How else can I say this? Actually, there is no other way more straightforward than this: you need to backup now.
Here are six reasons why you might be putting off creating a backup of your computer:
For my Students, some of whom can read!
eBook popularity has been skyrocketing in the past few years and it doesn’t look like it will slow down anytime soon. First the Kindle, then the Nook, then smartphone apps like Aldiko and Mantano–there are so many ways to read eBooks now. If your eBook format of choice is .EPUB, then here’s some good news – you can read them straight from your browser now.
EPubReader is a Firefox addon that loads .EPUB files and presents them for viewing.
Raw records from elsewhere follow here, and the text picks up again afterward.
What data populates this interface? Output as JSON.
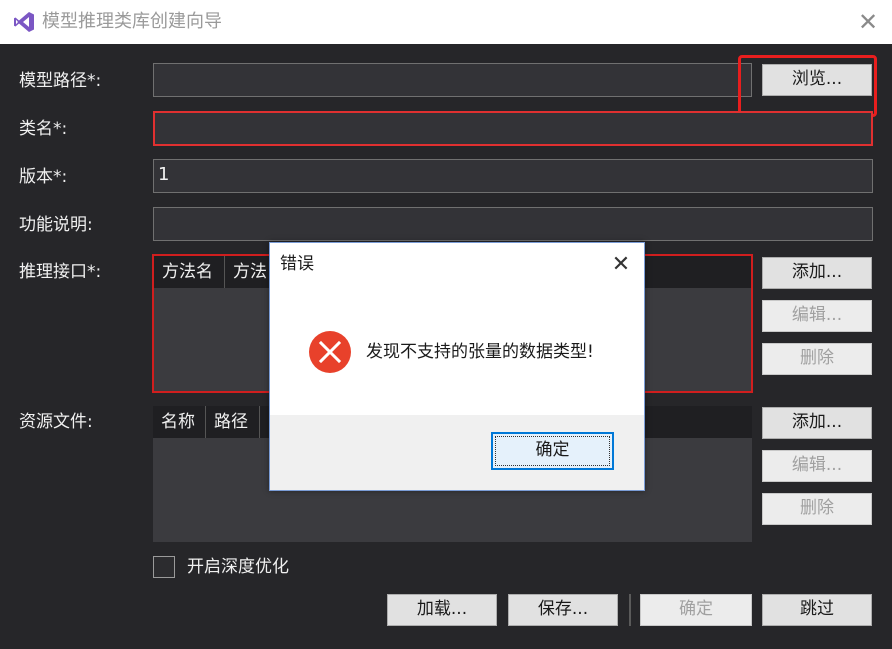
{
  "window": {
    "title": "模型推理类库创建向导",
    "icon": "visual-studio-icon"
  },
  "form": {
    "model_path": {
      "label": "模型路径*:",
      "value": "",
      "browse_label": "浏览..."
    },
    "class_name": {
      "label": "类名*:",
      "value": ""
    },
    "version": {
      "label": "版本*:",
      "value": "1"
    },
    "description": {
      "label": "功能说明:",
      "value": ""
    },
    "inference_interface": {
      "label": "推理接口*:",
      "columns": [
        "方法名",
        "方法"
      ],
      "add_label": "添加...",
      "edit_label": "编辑...",
      "delete_label": "删除"
    },
    "resource_files": {
      "label": "资源文件:",
      "columns": [
        "名称",
        "路径"
      ],
      "add_label": "添加...",
      "edit_label": "编辑...",
      "delete_label": "删除"
    },
    "deep_optimize": {
      "label": "开启深度优化",
      "checked": false
    }
  },
  "footer": {
    "load_label": "加载...",
    "save_label": "保存...",
    "ok_label": "确定",
    "skip_label": "跳过"
  },
  "error_dialog": {
    "title": "错误",
    "message": "发现不支持的张量的数据类型!",
    "ok_label": "确定",
    "icon": "error-icon"
  },
  "colors": {
    "error_red": "#e81e1e",
    "dialog_accent": "#0078d7"
  }
}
It may not look like the prettiest addon out there, but it sure makes the whole reading experience easy and enjoyable.
The bits I find interesting...
… The BBC reports that students in Denmark will be able to access the Internet when they sit their final school exams. They’ll be able to access any website they want, but just not communicate with others. [Contrast this with some of my fellow adjuncts who refuse to allow students the use of WolframAlpha. Bob]
… The digital music education platform Chromatik officially launched this week with an iPad and a Web-based application that stores digital sheet music, as well as helps you learn, practice, share, collaborate, and record music — with friends, band-mates and teachers alike. The app has been in private beta up ’til now, but with some fairly high profile early testers, including American Idol.
… The Gates Foundation is giving $1.4 million to the research group Ithaka S+R to study the impact of MOOCs at public universities in Maryland. (The same research group published a study earlier this year about students’ learning statistics from automated software — so I bet this research prove to be a big win for robo-teachers.)